A slight drizzle accompanies our way out of Sukumo. Light enough to pack our rain coats away, letting the cool dew dampen our clothes and drip off the brows of our conical hats.
We head inland, away from the sea and up into the hills, following small roads and forest trails, cutting our way through dense fog. Out of the hazy white emerge splashes of vibrant colour. Wild rhododendron hang above us. Flourishes of red, yellow, white blossoms line our path. We pass through small hill villages and orchards of buntan, a large bright yellow citrus fruit, similar-looking to grapefruit. The pungent scent of Japanese onions comes and goes like the mist. (more…)
If yesterday’s walk was 6 kilometre’s too long – due to a lack of available lodgings along the way – today’s walk would be that much shorter. Just a 19-kilometre stroll to our pre-booked hotel in Sukumo.
Gail and I survived Shimuzugawa-sō, our strange bunkhouse-in-the-woods. In fact, we slept well that night and ate a hearty breakfast this morning. Our smiling, elderly host makes a daylight appearance and waves good-bye as we head down the road on this overcast, misty morning.
Mid-morning, we arrive at Enkōji, Temple 39 on the Henro-michi. The temple was founded in 724 and restored by Kōbō Daishi in 795. Nestled on the pleasant grounds of Enkōji is the typical bell tower, where pilgrims ring a gong to announce their arrival to Kōbō Daishi. In this case, the massive bronze gong has its own story. (more…)
The hosts at Seiryu, our well-worn lodging in Tosa-Shimizu, sent us off for the day with a wonderful Japanese breakfast. A good thing considering this will be a long 39-kilometre day of walking.

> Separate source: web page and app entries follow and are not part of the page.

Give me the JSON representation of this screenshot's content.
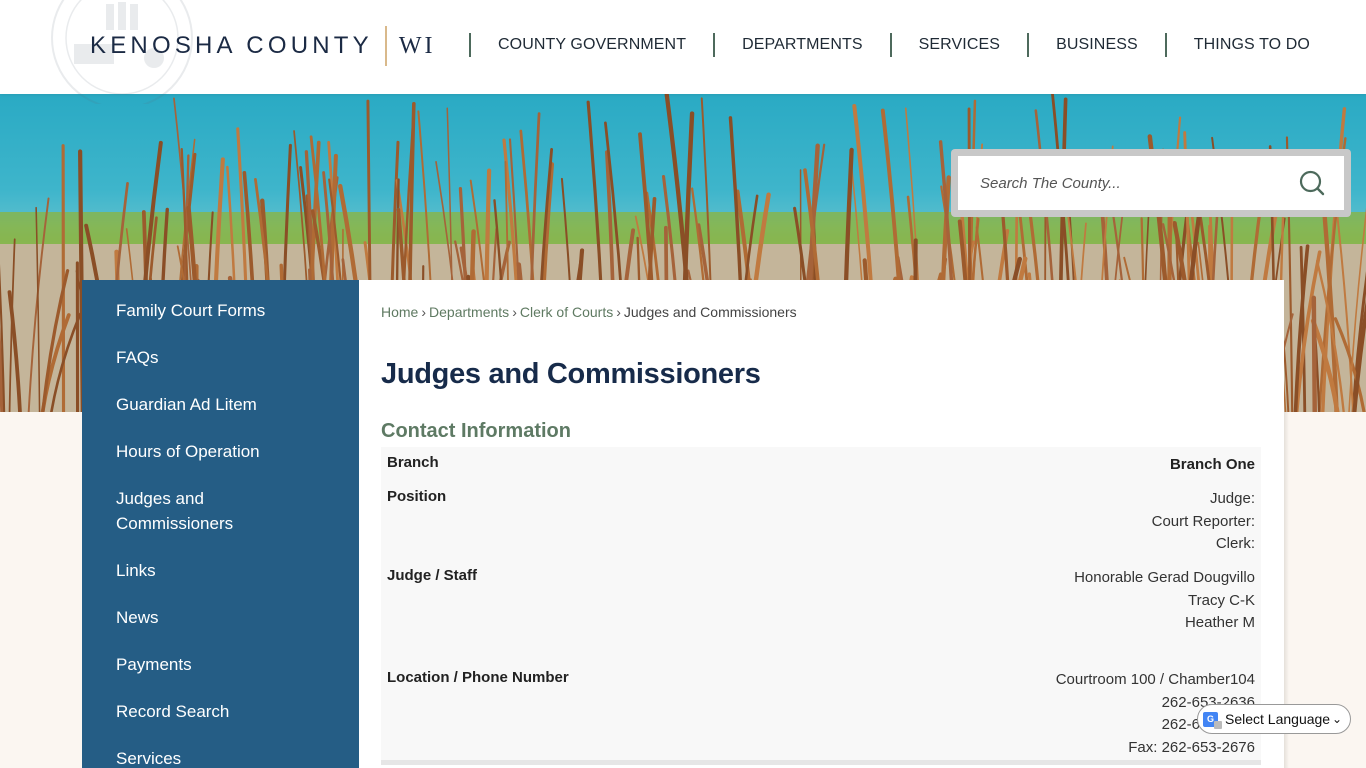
{
  "header": {
    "logo_name": "KENOSHA COUNTY",
    "logo_state": "WI",
    "nav": [
      {
        "label": "COUNTY GOVERNMENT"
      },
      {
        "label": "DEPARTMENTS"
      },
      {
        "label": "SERVICES"
      },
      {
        "label": "BUSINESS"
      },
      {
        "label": "THINGS TO DO"
      }
    ]
  },
  "search": {
    "placeholder": "Search The County...",
    "icon": "search-icon"
  },
  "sidebar": {
    "items": [
      {
        "label": "Family Court Forms"
      },
      {
        "label": "FAQs"
      },
      {
        "label": "Guardian Ad Litem"
      },
      {
        "label": "Hours of Operation"
      },
      {
        "label": "Judges and Commissioners"
      },
      {
        "label": "Links"
      },
      {
        "label": "News"
      },
      {
        "label": "Payments"
      },
      {
        "label": "Record Search"
      },
      {
        "label": "Services"
      }
    ]
  },
  "breadcrumb": {
    "items": [
      {
        "label": "Home"
      },
      {
        "label": "Departments"
      },
      {
        "label": "Clerk of Courts"
      }
    ],
    "current": "Judges and Commissioners",
    "separator": "›"
  },
  "main": {
    "title": "Judges and Commissioners",
    "section_title": "Contact Information",
    "rows": [
      {
        "label": "Branch",
        "values": [
          "Branch One"
        ]
      },
      {
        "label": "Position",
        "values": [
          "Judge:",
          "Court Reporter:",
          "Clerk:"
        ]
      },
      {
        "label": "Judge / Staff",
        "values": [
          "Honorable Gerad Dougvillo",
          "Tracy C-K",
          "Heather M"
        ]
      },
      {
        "label": "Location / Phone Number",
        "values": [
          "Courtroom 100 / Chamber104",
          "262-653-2636",
          "262-653-2637",
          "Fax: 262-653-2676"
        ]
      }
    ]
  },
  "language": {
    "label": "Select Language",
    "icon": "google-translate-icon"
  },
  "colors": {
    "sidebar": "#255d85",
    "title": "#172b4a",
    "section": "#5e7a64",
    "nav_separator": "#4d6a5c",
    "logo_accent": "#d9b98b"
  }
}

We will be traversing a particularly remote part of Shikoku. Accommodations are both rare and well-booked. Tonight’s accommodation took perseverance to secure and required the assistance of an English-speaking women at the tourist information centre, way back in Kochi City.
We watched intently and hopefully as she phoned various minshuku and ryokan lodgings near our preferred destination, Mihari Village. We listened to the lengthy, rapid fire Japanese conversations, not knowing what was being said until, ultimately, she would disconnect and, with a sad shake of her head, say “so sorry…” It took several calls, several long discussions before the host at Shimuzugawa-sō found room for us. (more…)
We leave Kaiyu Inn rather late, tempted by pancakes, waylaid by conversation. But this is a beautiful, sun-filled day that inspires a lazy attitude to our pilgrim mission. Within minutes we pass alongside the sweeping white sands of Ōki No Hama Beach. Behind us, the pristine white mass of Kaiyu Inn hangs above the turquoise Pacific, slowly disappearing as we make our way down the long arc of sand.
Is it already time for lunch?
By mid-afternoon, we reach our long-awaited destination, Kongōfukuji. This is Temple 38 on our pilgrimage route. It has taken three days and 90-kilometres of trekking to make our way here from Temple 37. On the 88 temple Henro-michi, this is the longest stretch between any two temples.
But the journey is worth it. Here, at the remote tip of Cape Ashizuri lies one of the most beautiful temple complexes. (more…)
For a change, the sky is clear as we make our way out of Nakamura. The Henro-michi takes us along the banks of the ever-broadening Shimanto River to its mouth at the Pacific Ocean. From here, the path heads inland, following Highway 321 as it cuts through forest hills, through a long, dark tunnel and finally deposits us along the shoreline of the Pacific.
The sunny, scenic 25-kilometre walk warrants any number of gushing words. But, this day, it is our destination that ultimately captivates Gail and me.
The tall white mass of Kaiyu Inn rises high above the coastal highway, sharply cutting into a deep blue sky. The building’s mid-century modern architectural lineage becomes apparent as we approach. (more…)
We call them rest days and today is one of those days. Here in the quiet, small city of Nakamura, we plan to do nothing more than see a few sights and, of course, eat.
Nakamura is the perfect place to take a holiday from our daily walking ritual. It’s a small community, just shy of 35,000 souls. So small, I assume, that in 2005 it was merged with another small community, Nishitosa, becoming Shimanto City.
The old town of Nakamura lies sandwiched between two branches of the mighty Shimanto River, Japan’s last free-flowing river. It takes about ten minutes to walk the width of downtown from one river bank to the other and 30 minutes to walk its length. (more…)
It rained all night. Waking up this morning, looking out over the forlorn landscape and watching more rain pelting down on the road we would follow, there seemed little hope for a pleasurable walk.
We sat down for our Japanese breakfast in the dining room of Kobushi-no-sato, a feast designed to take our minds off the weather. While we grilled fish over the open flame of a tabletop brazier, nature was relenting…somewhat. By the time we had suited up in our foul-weather garb and exited the comfortable confines of our inn, there was barely a drizzle. (more…)